### Requirement
Go through the records that follow and tally the lines with "icon" in them; answer with the number alone.
◇ ◇ ◇ ◇
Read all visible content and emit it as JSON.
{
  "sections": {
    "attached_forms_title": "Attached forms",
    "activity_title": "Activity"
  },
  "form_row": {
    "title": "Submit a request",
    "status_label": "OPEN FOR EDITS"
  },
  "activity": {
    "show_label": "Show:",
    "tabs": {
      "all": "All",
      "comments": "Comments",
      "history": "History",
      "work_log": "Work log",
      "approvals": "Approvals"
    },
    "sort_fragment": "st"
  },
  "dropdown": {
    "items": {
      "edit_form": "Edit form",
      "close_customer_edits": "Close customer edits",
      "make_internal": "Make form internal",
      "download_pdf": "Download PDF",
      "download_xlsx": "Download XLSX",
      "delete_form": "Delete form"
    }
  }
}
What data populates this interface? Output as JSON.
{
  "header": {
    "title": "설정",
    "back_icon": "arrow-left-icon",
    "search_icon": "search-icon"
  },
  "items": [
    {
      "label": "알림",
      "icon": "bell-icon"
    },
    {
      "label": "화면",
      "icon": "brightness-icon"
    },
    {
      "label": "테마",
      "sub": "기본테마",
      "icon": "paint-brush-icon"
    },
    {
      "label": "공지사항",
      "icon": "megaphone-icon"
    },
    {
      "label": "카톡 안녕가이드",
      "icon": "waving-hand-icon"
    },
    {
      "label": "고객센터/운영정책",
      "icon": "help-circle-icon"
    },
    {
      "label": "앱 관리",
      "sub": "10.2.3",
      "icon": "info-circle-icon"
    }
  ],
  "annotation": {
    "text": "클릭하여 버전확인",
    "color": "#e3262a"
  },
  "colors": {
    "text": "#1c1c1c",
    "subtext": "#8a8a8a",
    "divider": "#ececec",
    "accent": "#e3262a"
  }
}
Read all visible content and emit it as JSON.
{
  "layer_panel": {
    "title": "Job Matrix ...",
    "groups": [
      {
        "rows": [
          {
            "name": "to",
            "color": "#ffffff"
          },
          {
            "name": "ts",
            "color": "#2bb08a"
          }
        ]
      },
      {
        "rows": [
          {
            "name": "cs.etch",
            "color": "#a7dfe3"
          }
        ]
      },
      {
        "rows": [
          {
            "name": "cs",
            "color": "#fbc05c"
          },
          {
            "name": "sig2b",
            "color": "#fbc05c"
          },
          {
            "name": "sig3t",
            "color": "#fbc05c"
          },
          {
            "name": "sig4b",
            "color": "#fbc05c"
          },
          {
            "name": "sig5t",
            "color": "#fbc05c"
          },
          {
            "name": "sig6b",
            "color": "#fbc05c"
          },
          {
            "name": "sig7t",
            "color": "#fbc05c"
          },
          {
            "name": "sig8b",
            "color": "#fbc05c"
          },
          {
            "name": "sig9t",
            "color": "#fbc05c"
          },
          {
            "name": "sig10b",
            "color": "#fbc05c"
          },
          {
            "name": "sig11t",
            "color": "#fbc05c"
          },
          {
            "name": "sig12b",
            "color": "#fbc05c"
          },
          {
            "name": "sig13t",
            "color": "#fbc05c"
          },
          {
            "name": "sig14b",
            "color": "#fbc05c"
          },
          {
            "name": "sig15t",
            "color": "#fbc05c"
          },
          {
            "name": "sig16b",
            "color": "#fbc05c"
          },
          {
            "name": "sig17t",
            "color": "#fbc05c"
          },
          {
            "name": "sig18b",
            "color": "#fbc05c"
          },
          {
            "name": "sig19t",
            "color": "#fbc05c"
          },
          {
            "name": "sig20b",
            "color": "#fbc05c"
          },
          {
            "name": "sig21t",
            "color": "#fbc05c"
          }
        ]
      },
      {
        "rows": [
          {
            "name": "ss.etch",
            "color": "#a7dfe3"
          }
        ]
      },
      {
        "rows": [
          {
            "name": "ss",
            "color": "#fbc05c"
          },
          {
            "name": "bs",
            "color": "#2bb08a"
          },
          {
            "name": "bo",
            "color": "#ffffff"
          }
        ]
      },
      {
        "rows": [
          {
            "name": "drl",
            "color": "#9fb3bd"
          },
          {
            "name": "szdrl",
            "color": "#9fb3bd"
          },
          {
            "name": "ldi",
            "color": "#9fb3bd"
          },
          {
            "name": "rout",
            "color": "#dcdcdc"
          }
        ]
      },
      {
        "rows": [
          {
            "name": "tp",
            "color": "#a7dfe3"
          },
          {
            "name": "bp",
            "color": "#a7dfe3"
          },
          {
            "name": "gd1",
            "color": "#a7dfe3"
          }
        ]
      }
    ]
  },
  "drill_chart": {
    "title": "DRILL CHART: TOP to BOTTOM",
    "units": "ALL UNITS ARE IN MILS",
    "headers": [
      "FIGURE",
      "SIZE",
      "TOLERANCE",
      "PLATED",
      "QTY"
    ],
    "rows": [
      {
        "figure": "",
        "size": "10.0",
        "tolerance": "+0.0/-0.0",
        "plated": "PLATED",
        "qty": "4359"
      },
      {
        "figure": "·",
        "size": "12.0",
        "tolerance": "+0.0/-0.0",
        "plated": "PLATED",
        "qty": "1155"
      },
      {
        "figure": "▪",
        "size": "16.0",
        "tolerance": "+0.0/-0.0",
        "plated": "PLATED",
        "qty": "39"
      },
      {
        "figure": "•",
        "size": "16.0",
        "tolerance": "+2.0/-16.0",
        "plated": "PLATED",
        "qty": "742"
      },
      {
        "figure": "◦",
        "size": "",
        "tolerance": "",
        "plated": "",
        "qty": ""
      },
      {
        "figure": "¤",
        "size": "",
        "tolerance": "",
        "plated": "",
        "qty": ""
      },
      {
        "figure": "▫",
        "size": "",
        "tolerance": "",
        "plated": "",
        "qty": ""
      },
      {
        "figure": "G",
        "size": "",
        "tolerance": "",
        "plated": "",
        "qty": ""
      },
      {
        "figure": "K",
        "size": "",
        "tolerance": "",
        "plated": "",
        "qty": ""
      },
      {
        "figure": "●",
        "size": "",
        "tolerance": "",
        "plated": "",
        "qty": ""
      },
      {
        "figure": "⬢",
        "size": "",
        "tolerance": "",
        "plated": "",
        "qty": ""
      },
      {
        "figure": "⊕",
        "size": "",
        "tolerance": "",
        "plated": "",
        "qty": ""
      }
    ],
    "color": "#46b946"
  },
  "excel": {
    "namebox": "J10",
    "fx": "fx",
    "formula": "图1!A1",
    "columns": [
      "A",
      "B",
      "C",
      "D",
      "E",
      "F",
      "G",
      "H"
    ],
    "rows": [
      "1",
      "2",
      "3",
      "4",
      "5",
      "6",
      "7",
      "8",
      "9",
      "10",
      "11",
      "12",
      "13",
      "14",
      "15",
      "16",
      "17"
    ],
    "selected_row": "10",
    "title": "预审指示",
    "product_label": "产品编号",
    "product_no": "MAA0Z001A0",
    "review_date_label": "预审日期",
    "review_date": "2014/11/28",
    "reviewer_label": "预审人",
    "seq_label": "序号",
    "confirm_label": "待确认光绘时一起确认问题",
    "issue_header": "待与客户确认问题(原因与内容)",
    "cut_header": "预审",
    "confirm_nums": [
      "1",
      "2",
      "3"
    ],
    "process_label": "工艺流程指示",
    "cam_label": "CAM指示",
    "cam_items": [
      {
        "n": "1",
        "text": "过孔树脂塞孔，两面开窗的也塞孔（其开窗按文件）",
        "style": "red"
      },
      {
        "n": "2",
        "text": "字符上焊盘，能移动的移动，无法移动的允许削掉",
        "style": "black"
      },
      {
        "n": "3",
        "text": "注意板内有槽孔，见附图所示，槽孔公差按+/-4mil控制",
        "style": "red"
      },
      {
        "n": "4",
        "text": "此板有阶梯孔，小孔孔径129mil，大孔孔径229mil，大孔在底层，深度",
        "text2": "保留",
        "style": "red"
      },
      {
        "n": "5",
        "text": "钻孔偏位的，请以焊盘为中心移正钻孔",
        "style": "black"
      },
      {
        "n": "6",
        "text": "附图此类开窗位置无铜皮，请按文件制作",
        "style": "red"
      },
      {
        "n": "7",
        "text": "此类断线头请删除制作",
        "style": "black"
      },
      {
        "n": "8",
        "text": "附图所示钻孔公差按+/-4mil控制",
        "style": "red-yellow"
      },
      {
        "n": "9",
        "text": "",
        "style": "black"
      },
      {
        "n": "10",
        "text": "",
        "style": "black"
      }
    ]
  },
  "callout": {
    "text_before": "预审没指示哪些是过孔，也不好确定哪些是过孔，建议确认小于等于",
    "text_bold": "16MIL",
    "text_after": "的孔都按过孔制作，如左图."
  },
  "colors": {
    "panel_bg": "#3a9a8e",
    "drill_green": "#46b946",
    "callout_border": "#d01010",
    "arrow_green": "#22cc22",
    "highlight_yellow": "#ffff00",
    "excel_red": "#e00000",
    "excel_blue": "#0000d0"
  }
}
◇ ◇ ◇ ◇
### Exercise answer
9